Because regular payments increase your credit scores, this is a popular choice for parents who want to help their children develop credit as well, as you can be added as an authorized user to the account of another existing credit user. However, because the cardholder is still accountable for the card payments, the impact on the young person’s credit score will be minimal, but it will help to develop it anyway.
3. Consider Getting a Credit-Builder Loan
A credit-builder loan may be an excellent option for you if you can cover regular payments for a few months or a year. These are short-term loans, usually ranging from $250 to $2,000, aimed to assist people with limited credit records in building credit.
You may apply for one of these loans via credit unions, various banks, and online financial institutions. The application process is identical to getting a personal loan; however, credit-builder loans work more like forced savings programs.
The bank places the cash you borrow in a savings account or CD, and you don’t have access to it until you make monthly payments during the loan’s term, which is usually six months to two years. Those payments include interest, although the rates will probably be lower than credit card rates ( ranging from 6% to 16%), and you will indeed be charged a fee (ranging from $25 to $50). So it’s essential to shop around because costs can differ widely.

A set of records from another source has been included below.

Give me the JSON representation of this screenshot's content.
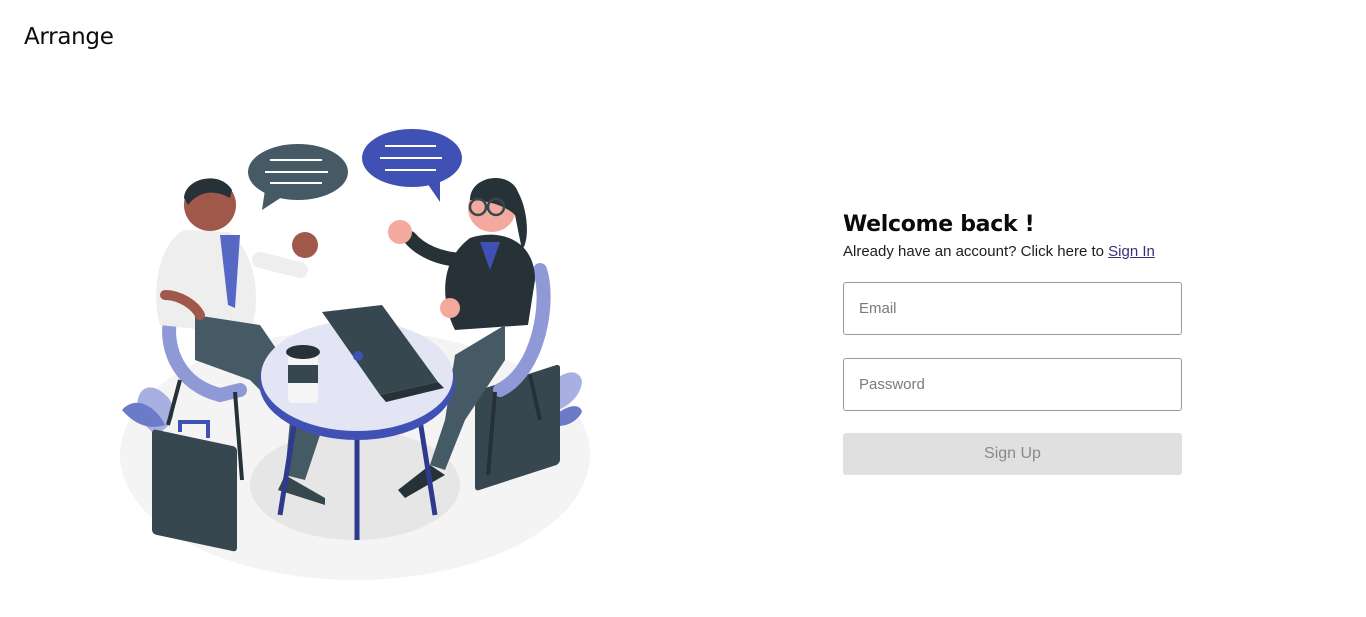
{
  "brand": {
    "name": "Arrange"
  },
  "form": {
    "title": "Welcome back !",
    "subtitle_prefix": "Already have an account? Click here to",
    "sign_in_link": "Sign In",
    "email_placeholder": "Email",
    "password_placeholder": "Password",
    "submit_label": "Sign Up"
  },
  "colors": {
    "accent": "#3f51b5",
    "link": "#3a2f7a",
    "button_disabled_bg": "#e0e0e0",
    "button_disabled_text": "#8a8a8a"
  }
}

Remember that your loan payments will be submitted to major credit bureaus, assisting you in developing your credit history.
According to CFPB research, this method was most beneficial for applicants with no current debt, increasing their chances of having a credit score by 24%.
4. Think About Store Credit Card
Applying for a store credit card is another way to build your credit score. These cards are usually easier to get than ordinary credit cards, although you should have some credit history as well.
Store cards are classed into two categories:
- One may only be used with one retailer. It may also be applicable to the retailer’s partner brands.
- The other is a Visa, MasterCard, or American Express card, which bears the brand’s name but may be used everywhere connected with that payment network.
Store cards sometimes have more considerable interest rates than ordinary cards. Lately, the average interest rate for retail cards was 24.35%, while regular cards had a rate of 19.92%.
No matter which option you choose, you should trust the process. It might take months to establish good credit, but it’s worth waiting.